*Records to process:*
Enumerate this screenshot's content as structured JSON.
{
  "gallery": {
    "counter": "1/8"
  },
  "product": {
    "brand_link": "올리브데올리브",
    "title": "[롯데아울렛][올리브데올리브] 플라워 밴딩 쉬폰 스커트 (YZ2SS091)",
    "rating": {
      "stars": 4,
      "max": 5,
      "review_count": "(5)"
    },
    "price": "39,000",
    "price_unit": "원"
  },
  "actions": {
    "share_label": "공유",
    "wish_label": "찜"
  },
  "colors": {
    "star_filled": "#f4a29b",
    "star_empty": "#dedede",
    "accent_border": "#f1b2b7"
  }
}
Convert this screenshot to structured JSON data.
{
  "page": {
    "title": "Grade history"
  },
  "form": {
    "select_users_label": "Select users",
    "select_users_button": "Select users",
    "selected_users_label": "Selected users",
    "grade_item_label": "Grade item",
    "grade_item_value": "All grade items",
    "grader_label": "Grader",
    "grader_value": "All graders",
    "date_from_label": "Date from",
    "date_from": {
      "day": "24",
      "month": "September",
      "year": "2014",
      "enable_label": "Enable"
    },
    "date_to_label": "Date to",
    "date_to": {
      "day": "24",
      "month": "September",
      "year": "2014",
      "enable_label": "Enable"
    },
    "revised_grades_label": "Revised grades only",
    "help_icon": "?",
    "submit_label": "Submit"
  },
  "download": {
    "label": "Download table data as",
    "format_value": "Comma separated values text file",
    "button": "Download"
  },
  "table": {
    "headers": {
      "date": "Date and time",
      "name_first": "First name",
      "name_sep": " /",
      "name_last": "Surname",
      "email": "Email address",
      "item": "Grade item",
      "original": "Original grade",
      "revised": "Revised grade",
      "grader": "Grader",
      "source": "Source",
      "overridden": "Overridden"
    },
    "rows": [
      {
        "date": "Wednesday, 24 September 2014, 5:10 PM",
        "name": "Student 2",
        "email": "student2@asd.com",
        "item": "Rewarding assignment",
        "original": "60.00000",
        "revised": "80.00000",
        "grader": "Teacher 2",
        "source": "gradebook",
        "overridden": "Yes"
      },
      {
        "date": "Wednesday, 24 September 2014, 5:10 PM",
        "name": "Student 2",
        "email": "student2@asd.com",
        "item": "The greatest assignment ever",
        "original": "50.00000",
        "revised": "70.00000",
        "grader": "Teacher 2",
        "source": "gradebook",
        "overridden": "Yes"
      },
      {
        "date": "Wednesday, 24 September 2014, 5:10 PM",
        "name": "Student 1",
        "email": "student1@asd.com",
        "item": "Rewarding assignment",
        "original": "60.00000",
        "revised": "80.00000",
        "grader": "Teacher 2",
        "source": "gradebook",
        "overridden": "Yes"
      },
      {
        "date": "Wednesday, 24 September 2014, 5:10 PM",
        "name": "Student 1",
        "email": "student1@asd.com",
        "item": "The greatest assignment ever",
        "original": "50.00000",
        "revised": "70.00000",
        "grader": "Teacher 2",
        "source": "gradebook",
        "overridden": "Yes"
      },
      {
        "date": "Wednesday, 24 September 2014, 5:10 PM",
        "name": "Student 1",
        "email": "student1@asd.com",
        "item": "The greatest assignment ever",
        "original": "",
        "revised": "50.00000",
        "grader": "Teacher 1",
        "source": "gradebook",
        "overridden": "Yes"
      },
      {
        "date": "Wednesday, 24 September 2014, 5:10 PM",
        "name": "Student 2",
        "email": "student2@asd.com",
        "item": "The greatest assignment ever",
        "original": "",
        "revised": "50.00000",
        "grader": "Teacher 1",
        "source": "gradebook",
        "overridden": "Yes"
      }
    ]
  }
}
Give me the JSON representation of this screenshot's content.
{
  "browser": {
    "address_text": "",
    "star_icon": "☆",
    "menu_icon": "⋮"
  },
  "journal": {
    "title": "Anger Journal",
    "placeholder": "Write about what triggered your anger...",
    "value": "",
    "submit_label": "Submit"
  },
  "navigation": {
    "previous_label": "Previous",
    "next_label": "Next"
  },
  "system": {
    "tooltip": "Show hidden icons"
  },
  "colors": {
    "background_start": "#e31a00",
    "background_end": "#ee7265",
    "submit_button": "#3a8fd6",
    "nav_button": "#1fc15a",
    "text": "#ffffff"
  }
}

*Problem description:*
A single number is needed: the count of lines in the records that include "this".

*Solved problem:*
3